▶ _EXERCISE DIRECTIONS_
The job is to find each line in the entries holding the string "JSON" and copy that line.

▶ _DATA RECORDS_
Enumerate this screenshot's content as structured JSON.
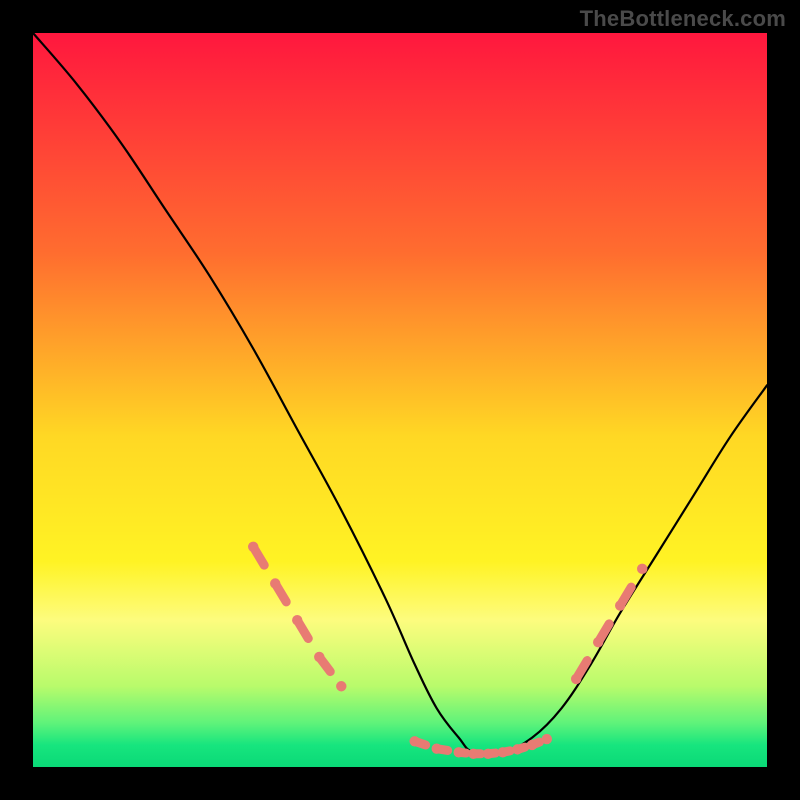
{
  "watermark": "TheBottleneck.com",
  "chart_data": {
    "type": "line",
    "title": "",
    "xlabel": "",
    "ylabel": "",
    "xlim": [
      0,
      100
    ],
    "ylim": [
      0,
      100
    ],
    "series": [
      {
        "name": "bottleneck-curve",
        "x": [
          0,
          6,
          12,
          18,
          24,
          30,
          36,
          42,
          48,
          52,
          55,
          58,
          60,
          64,
          68,
          72,
          76,
          80,
          85,
          90,
          95,
          100
        ],
        "y": [
          100,
          93,
          85,
          76,
          67,
          57,
          46,
          35,
          23,
          14,
          8,
          4,
          2,
          2,
          4,
          8,
          14,
          21,
          29,
          37,
          45,
          52
        ]
      }
    ],
    "highlight_segments": [
      {
        "name": "left-descent-pink",
        "x": [
          30,
          33,
          36,
          39,
          42
        ],
        "y": [
          30,
          25,
          20,
          15,
          11
        ]
      },
      {
        "name": "trough-pink",
        "x": [
          52,
          55,
          58,
          60,
          62,
          64,
          66,
          68,
          70
        ],
        "y": [
          3.5,
          2.5,
          2,
          1.8,
          1.8,
          2,
          2.4,
          3,
          3.8
        ]
      },
      {
        "name": "right-ascent-pink",
        "x": [
          74,
          77,
          80,
          83
        ],
        "y": [
          12,
          17,
          22,
          27
        ]
      }
    ],
    "gradient_stops": [
      {
        "pos": 0,
        "color": "#ff173e"
      },
      {
        "pos": 30,
        "color": "#ff6d2f"
      },
      {
        "pos": 55,
        "color": "#ffd824"
      },
      {
        "pos": 72,
        "color": "#fff324"
      },
      {
        "pos": 80,
        "color": "#fdfc7e"
      },
      {
        "pos": 89,
        "color": "#b8fb6b"
      },
      {
        "pos": 94,
        "color": "#5ff37a"
      },
      {
        "pos": 97,
        "color": "#17e57e"
      },
      {
        "pos": 100,
        "color": "#0ad977"
      }
    ]
  }
}
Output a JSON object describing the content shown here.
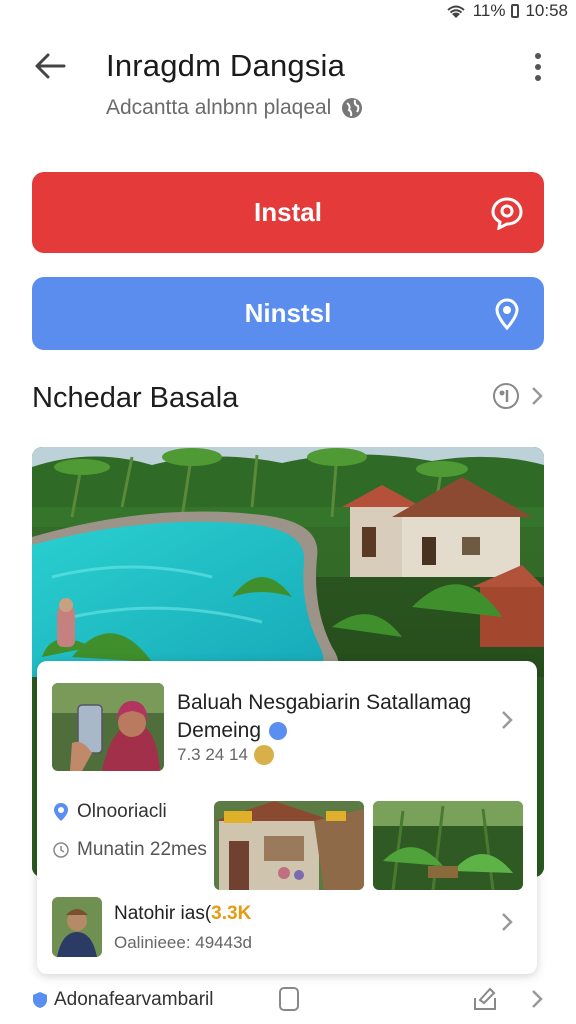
{
  "status_bar": {
    "battery": "11%",
    "time": "10:58"
  },
  "app_bar": {
    "title": "Inragdm Dangsia",
    "subtitle": "Adcantta alnbnn plaqeal"
  },
  "buttons": {
    "primary_label": "Instal",
    "secondary_label": "Ninstsl"
  },
  "section": {
    "title": "Nchedar Basala"
  },
  "post": {
    "title_line1": "Baluah Nesgabiarin Satallamag",
    "title_line2": "Demeing",
    "meta": "7.3 24 14",
    "location": "Olnooriacli",
    "time": "Munatin 22mes"
  },
  "user": {
    "name": "Natohir ias(",
    "amount": "3.3K",
    "sub": "Oalinieee: 49443d"
  },
  "bottom": {
    "label": "Adonafearvambaril"
  },
  "colors": {
    "install_red": "#e53a3a",
    "secondary_blue": "#5b8def",
    "accent_blue": "#5a8ef0"
  }
}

▶ _ANSWER SECTION_
Enumerate this screenshot's content as structured JSON.
Output a JSON object describing the content shown here.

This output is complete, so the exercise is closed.